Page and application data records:
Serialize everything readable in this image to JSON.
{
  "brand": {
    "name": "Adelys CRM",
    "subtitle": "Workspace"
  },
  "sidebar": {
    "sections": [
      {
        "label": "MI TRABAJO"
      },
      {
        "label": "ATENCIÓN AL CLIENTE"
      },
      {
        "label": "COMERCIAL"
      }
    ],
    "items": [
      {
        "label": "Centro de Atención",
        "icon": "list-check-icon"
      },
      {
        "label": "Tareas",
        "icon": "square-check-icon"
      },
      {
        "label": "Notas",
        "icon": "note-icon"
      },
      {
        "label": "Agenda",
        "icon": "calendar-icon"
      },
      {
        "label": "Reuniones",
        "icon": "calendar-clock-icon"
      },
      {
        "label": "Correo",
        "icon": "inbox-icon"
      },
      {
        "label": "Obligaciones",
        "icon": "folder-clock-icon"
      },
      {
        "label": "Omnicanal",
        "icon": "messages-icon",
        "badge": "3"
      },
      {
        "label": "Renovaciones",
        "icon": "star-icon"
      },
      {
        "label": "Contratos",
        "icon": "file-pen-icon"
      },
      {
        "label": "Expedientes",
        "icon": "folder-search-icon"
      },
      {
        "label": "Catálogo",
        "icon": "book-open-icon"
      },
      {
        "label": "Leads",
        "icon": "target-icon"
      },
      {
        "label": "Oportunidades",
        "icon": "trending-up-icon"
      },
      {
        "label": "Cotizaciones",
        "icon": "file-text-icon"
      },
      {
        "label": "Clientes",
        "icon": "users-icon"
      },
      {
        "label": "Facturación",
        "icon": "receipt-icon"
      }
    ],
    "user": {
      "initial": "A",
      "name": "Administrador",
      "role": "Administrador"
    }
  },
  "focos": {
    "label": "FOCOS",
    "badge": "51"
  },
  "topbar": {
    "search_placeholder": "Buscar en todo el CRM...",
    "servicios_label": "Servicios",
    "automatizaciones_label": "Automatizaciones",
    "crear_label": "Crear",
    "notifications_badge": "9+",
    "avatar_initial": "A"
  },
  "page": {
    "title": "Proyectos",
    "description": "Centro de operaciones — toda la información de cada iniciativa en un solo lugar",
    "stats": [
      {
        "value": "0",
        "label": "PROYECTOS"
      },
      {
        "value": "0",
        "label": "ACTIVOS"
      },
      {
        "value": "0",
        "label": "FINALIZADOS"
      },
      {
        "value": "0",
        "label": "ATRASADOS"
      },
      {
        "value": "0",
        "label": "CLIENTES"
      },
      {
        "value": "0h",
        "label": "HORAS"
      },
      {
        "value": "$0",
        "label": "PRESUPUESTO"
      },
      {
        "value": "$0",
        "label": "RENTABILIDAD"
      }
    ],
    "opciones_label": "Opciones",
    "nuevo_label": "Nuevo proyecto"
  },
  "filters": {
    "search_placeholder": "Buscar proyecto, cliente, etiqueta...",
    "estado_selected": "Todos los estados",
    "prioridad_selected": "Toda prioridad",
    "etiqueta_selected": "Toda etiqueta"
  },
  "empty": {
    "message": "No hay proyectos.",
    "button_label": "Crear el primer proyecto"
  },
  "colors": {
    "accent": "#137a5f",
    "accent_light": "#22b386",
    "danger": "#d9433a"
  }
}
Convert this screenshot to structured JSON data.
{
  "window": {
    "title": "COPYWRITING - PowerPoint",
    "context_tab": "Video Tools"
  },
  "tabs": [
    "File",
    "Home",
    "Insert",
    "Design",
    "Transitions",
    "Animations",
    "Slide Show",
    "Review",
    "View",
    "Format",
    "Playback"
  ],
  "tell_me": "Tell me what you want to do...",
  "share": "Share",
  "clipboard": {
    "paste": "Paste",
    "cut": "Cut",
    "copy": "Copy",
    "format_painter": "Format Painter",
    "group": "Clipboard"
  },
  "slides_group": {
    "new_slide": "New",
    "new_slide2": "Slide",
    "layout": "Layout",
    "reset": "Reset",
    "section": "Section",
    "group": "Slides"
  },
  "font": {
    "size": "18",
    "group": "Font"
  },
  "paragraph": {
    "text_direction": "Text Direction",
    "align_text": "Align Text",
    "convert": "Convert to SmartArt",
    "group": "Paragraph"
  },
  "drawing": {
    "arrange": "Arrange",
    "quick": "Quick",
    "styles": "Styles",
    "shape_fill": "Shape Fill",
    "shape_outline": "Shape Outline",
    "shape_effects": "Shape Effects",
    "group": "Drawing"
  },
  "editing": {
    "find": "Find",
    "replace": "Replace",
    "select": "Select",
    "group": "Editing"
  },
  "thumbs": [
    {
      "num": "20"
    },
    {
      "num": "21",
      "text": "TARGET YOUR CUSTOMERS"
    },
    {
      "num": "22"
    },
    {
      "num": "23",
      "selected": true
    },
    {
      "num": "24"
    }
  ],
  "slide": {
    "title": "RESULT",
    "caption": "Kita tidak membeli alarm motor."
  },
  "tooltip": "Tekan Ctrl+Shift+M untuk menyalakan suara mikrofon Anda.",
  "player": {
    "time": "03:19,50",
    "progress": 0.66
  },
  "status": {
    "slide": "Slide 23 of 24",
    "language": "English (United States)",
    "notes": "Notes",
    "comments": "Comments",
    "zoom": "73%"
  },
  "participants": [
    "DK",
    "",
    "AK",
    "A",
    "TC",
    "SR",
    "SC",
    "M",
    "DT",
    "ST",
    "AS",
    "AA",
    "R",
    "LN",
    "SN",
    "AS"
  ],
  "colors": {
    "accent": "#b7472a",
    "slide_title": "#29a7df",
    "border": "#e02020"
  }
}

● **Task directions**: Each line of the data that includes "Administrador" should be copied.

● **Solution**:
      "name": "Administrador",
      "role": "Administrador"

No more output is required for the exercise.